Problem statement: Repeat, line for line, the entries printed below.

Stored items
========================

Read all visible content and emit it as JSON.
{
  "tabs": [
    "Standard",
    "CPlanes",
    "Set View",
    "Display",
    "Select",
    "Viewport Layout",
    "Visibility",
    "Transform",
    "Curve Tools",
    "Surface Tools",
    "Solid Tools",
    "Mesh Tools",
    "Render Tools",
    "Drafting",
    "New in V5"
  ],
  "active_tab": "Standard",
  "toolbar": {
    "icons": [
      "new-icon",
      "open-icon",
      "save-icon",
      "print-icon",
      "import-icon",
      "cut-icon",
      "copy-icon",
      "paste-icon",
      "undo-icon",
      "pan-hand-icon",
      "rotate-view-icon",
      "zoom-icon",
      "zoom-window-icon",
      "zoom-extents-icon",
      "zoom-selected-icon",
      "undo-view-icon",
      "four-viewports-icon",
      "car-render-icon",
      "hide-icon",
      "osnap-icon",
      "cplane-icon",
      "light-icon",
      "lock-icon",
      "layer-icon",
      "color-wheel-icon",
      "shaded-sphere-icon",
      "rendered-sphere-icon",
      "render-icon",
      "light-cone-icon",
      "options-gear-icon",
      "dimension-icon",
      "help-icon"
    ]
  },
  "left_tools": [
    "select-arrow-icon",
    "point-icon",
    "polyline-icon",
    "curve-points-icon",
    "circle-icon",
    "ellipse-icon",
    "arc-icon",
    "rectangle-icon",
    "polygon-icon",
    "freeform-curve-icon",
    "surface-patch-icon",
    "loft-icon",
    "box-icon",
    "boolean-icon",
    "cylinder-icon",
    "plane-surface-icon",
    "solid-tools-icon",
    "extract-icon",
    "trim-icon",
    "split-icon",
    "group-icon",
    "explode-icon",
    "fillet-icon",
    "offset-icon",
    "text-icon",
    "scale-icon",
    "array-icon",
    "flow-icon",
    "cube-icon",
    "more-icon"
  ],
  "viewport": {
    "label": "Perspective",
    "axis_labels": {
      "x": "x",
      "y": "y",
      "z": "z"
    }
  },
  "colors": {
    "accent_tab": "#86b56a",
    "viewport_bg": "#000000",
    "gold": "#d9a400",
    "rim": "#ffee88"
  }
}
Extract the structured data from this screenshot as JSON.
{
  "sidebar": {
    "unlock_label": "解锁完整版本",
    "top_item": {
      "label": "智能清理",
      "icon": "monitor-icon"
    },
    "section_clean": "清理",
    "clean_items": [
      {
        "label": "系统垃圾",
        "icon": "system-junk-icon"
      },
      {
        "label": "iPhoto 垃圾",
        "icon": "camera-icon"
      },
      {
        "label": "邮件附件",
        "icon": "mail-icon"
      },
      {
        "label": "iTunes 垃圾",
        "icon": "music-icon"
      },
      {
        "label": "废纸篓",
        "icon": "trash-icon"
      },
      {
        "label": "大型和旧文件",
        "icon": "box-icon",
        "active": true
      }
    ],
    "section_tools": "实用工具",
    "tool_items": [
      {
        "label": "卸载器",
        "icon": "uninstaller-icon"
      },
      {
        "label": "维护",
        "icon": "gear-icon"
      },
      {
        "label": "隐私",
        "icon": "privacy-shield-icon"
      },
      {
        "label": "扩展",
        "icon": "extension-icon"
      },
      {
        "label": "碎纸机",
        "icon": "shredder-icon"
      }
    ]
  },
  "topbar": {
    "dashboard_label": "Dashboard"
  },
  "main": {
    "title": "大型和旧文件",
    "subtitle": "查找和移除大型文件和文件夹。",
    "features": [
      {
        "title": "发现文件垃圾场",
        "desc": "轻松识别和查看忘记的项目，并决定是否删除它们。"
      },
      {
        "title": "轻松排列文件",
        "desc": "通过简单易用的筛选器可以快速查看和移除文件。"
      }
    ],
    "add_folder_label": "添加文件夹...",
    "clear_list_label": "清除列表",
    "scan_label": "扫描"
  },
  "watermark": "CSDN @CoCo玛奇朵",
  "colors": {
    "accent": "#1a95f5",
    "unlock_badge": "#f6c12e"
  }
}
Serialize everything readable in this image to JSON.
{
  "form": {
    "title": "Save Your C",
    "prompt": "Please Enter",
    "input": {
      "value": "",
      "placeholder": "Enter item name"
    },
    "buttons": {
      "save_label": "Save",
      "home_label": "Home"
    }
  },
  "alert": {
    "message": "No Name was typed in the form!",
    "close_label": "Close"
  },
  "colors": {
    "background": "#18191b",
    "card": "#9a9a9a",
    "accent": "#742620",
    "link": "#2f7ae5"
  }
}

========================

Solution:
Read all visible content and emit it as JSON.
{
  "tabs": [
    "Standard",
    "CPlanes",
    "Set View",
    "Display",
    "Select",
    "Viewport Layout",
    "Visibility",
    "Transform",
    "Curve Tools",
    "Surface Tools",
    "Solid Tools",
    "Mesh Tools",
    "Render Tools",
    "Drafting",
    "New in V5"
  ],
  "active_tab": "Standard",
  "toolbar": {
    "icons": [
      "new-icon",
      "open-icon",
      "save-icon",
      "print-icon",
      "import-icon",
      "cut-icon",
      "copy-icon",
      "paste-icon",
      "undo-icon",
      "pan-hand-icon",
      "rotate-view-icon",
      "zoom-icon",
      "zoom-window-icon",
      "zoom-extents-icon",
      "zoom-selected-icon",
      "undo-view-icon",
      "four-viewports-icon",
      "car-render-icon",
      "hide-icon",
      "osnap-icon",
      "cplane-icon",
      "light-icon",
      "lock-icon",
      "layer-icon",
      "color-wheel-icon",
      "shaded-sphere-icon",
      "rendered-sphere-icon",
      "render-icon",
      "light-cone-icon",
      "options-gear-icon",
      "dimension-icon",
      "help-icon"
    ]
  },
  "left_tools": [
    "select-arrow-icon",
    "point-icon",
    "polyline-icon",
    "curve-points-icon",
    "circle-icon",
    "ellipse-icon",
    "arc-icon",
    "rectangle-icon",
    "polygon-icon",
    "freeform-curve-icon",
    "surface-patch-icon",
    "loft-icon",
    "box-icon",
    "boolean-icon",
    "cylinder-icon",
    "plane-surface-icon",
    "solid-tools-icon",
    "extract-icon",
    "trim-icon",
    "split-icon",
    "group-icon",
    "explode-icon",
    "fillet-icon",
    "offset-icon",
    "text-icon",
    "scale-icon",
    "array-icon",
    "flow-icon",
    "cube-icon",
    "more-icon"
  ],
  "viewport": {
    "label": "Perspective",
    "axis_labels": {
      "x": "x",
      "y": "y",
      "z": "z"
    }
  },
  "colors": {
    "accent_tab": "#86b56a",
    "viewport_bg": "#000000",
    "gold": "#d9a400",
    "rim": "#ffee88"
  }
}
Extract the structured data from this screenshot as JSON.
{
  "sidebar": {
    "unlock_label": "解锁完整版本",
    "top_item": {
      "label": "智能清理",
      "icon": "monitor-icon"
    },
    "section_clean": "清理",
    "clean_items": [
      {
        "label": "系统垃圾",
        "icon": "system-junk-icon"
      },
      {
        "label": "iPhoto 垃圾",
        "icon": "camera-icon"
      },
      {
        "label": "邮件附件",
        "icon": "mail-icon"
      },
      {
        "label": "iTunes 垃圾",
        "icon": "music-icon"
      },
      {
        "label": "废纸篓",
        "icon": "trash-icon"
      },
      {
        "label": "大型和旧文件",
        "icon": "box-icon",
        "active": true
      }
    ],
    "section_tools": "实用工具",
    "tool_items": [
      {
        "label": "卸载器",
        "icon": "uninstaller-icon"
      },
      {
        "label": "维护",
        "icon": "gear-icon"
      },
      {
        "label": "隐私",
        "icon": "privacy-shield-icon"
      },
      {
        "label": "扩展",
        "icon": "extension-icon"
      },
      {
        "label": "碎纸机",
        "icon": "shredder-icon"
      }
    ]
  },
  "topbar": {
    "dashboard_label": "Dashboard"
  },
  "main": {
    "title": "大型和旧文件",
    "subtitle": "查找和移除大型文件和文件夹。",
    "features": [
      {
        "title": "发现文件垃圾场",
        "desc": "轻松识别和查看忘记的项目，并决定是否删除它们。"
      },
      {
        "title": "轻松排列文件",
        "desc": "通过简单易用的筛选器可以快速查看和移除文件。"
      }
    ],
    "add_folder_label": "添加文件夹...",
    "clear_list_label": "清除列表",
    "scan_label": "扫描"
  },
  "watermark": "CSDN @CoCo玛奇朵",
  "colors": {
    "accent": "#1a95f5",
    "unlock_badge": "#f6c12e"
  }
}
Serialize everything readable in this image to JSON.
{
  "form": {
    "title": "Save Your C",
    "prompt": "Please Enter",
    "input": {
      "value": "",
      "placeholder": "Enter item name"
    },
    "buttons": {
      "save_label": "Save",
      "home_label": "Home"
    }
  },
  "alert": {
    "message": "No Name was typed in the form!",
    "close_label": "Close"
  },
  "colors": {
    "background": "#18191b",
    "card": "#9a9a9a",
    "accent": "#742620",
    "link": "#2f7ae5"
  }
}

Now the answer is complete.